▶ Problem requirements: Every line with "JSON" in it should be copied from the data.

▶ Study material:
_____

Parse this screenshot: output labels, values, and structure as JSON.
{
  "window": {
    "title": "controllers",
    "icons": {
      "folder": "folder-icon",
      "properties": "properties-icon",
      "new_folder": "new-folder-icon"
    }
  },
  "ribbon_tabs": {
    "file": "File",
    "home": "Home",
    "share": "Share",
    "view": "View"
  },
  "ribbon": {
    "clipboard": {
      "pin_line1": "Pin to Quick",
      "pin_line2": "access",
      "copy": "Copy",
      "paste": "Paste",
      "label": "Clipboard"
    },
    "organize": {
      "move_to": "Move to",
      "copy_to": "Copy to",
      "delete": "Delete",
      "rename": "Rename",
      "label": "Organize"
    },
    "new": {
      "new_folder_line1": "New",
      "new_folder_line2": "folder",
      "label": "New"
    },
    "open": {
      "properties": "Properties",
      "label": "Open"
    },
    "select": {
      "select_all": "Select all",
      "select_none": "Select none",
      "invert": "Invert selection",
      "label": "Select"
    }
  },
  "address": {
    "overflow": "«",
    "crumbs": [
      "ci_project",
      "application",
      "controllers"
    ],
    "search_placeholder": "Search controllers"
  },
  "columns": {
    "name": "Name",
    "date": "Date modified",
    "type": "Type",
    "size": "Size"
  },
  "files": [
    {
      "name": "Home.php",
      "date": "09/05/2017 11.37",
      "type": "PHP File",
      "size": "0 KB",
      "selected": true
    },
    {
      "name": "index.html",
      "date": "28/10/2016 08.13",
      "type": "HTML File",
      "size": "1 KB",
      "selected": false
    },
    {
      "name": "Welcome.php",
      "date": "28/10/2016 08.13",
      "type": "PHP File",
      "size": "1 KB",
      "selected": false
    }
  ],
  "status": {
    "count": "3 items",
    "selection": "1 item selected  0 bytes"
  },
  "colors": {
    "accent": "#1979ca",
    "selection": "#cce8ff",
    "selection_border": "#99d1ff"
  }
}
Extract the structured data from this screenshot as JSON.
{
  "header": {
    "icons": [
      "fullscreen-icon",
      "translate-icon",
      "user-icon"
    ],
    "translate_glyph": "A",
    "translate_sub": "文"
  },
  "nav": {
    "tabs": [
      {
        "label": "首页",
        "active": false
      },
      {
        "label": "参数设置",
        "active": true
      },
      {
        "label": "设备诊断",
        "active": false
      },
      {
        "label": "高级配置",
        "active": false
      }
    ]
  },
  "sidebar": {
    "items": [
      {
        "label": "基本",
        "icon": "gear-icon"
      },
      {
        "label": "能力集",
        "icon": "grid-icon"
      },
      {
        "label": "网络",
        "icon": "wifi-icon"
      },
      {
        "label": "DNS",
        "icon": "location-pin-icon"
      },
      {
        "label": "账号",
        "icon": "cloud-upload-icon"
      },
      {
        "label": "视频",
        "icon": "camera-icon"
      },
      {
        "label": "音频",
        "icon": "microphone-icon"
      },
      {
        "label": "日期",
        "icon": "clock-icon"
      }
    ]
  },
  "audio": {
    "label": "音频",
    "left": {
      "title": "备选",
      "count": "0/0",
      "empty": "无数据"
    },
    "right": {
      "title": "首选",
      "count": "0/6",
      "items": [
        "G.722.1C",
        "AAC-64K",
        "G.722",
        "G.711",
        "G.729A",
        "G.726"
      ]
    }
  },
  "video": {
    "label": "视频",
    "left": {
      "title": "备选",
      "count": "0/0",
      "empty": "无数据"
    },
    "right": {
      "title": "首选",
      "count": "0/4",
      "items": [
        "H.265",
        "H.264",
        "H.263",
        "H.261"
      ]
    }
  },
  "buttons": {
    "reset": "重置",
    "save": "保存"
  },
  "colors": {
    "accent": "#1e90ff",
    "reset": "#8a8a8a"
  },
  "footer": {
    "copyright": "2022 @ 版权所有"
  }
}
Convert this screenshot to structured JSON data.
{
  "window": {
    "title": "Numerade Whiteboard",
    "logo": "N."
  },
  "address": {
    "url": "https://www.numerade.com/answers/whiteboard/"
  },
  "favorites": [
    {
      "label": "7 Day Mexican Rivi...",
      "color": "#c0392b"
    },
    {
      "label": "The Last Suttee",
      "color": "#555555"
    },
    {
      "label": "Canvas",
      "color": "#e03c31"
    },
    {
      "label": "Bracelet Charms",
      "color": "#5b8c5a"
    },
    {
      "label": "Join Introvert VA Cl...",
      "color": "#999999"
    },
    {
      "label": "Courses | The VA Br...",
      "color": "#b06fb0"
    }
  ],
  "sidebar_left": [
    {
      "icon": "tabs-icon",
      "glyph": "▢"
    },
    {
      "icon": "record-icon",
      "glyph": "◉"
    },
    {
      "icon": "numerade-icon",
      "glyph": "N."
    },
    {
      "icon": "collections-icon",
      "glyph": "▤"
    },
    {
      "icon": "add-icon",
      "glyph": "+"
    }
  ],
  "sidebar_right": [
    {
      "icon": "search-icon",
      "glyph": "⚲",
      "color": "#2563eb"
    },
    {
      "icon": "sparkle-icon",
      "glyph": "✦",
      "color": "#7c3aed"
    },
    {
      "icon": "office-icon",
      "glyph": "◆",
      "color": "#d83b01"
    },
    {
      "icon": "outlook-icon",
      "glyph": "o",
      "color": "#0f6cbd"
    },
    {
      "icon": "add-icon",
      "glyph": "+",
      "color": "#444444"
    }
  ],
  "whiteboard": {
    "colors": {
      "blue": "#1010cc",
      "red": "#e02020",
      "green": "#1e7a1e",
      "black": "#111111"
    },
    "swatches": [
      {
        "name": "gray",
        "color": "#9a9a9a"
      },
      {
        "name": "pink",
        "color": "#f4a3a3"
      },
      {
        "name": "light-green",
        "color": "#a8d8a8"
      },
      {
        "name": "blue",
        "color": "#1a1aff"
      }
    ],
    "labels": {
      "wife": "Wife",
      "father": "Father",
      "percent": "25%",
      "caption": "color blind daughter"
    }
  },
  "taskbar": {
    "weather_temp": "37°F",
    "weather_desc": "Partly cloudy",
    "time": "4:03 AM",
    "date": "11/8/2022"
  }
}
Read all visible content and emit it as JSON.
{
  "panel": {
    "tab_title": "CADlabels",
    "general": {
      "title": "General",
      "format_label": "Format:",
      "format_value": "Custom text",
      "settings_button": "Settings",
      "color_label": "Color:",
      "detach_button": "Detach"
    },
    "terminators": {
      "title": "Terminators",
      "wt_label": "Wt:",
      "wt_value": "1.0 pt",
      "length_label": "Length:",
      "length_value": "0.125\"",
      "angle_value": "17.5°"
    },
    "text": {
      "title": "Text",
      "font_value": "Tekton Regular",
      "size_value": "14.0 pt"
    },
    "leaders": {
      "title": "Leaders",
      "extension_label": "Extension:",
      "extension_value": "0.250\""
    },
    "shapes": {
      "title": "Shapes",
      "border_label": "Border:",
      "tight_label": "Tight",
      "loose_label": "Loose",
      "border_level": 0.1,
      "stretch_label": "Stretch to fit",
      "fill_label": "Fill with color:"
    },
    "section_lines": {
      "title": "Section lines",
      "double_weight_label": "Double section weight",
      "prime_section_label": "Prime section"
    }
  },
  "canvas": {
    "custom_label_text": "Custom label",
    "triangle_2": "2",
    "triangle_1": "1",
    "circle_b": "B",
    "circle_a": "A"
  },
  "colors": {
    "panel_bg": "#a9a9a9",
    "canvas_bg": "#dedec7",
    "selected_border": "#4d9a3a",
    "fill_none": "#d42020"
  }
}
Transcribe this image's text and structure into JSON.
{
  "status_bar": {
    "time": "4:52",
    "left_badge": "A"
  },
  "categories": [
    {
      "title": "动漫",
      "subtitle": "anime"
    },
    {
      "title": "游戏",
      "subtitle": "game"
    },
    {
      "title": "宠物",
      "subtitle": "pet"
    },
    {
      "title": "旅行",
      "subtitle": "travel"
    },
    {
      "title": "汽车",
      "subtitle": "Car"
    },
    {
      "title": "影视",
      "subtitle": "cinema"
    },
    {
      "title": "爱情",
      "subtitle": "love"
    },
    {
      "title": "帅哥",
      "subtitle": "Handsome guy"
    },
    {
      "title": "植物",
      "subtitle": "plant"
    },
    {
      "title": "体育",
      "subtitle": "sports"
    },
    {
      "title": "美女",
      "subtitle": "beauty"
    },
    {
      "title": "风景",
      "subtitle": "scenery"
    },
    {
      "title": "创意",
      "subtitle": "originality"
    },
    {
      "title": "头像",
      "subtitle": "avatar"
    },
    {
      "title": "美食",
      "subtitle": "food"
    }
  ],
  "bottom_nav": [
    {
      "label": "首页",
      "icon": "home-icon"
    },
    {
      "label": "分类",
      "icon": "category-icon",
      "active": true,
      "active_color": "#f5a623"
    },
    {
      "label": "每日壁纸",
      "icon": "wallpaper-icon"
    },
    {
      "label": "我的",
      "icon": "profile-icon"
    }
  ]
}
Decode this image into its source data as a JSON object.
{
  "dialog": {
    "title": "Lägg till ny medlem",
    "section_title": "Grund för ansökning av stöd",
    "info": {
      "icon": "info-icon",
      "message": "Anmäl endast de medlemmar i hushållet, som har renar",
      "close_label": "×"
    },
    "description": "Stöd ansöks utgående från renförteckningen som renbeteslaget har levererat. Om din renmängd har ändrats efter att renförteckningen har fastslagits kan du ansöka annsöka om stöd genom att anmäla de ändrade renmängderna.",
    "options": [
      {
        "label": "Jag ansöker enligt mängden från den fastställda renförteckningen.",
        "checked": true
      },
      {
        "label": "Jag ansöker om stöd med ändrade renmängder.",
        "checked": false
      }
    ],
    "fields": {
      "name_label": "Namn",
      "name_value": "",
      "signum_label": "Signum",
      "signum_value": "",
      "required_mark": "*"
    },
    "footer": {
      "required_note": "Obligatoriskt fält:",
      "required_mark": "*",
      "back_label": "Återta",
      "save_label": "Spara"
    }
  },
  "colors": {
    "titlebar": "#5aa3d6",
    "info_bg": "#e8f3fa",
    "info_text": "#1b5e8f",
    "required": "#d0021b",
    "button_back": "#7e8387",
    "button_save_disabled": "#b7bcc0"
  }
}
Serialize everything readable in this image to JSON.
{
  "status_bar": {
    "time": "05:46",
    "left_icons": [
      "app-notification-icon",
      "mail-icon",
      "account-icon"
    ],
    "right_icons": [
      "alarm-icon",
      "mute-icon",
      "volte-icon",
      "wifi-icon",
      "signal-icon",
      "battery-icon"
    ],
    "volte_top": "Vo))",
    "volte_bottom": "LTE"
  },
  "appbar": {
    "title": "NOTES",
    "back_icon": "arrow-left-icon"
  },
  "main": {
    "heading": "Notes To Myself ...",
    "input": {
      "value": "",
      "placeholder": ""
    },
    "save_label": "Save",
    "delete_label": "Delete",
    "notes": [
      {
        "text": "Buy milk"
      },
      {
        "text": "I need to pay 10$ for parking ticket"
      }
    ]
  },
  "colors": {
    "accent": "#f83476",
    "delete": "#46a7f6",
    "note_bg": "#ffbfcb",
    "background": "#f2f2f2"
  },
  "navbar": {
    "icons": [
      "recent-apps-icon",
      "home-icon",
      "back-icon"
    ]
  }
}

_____

▶ Answer for the task:
Parse this screenshot: output labels, values, and structure as JSON.
Extract the structured data from this screenshot as JSON.
Convert this screenshot to structured JSON data.
Read all visible content and emit it as JSON.
Transcribe this image's text and structure into JSON.
Decode this image into its source data as a JSON object.
Serialize everything readable in this image to JSON.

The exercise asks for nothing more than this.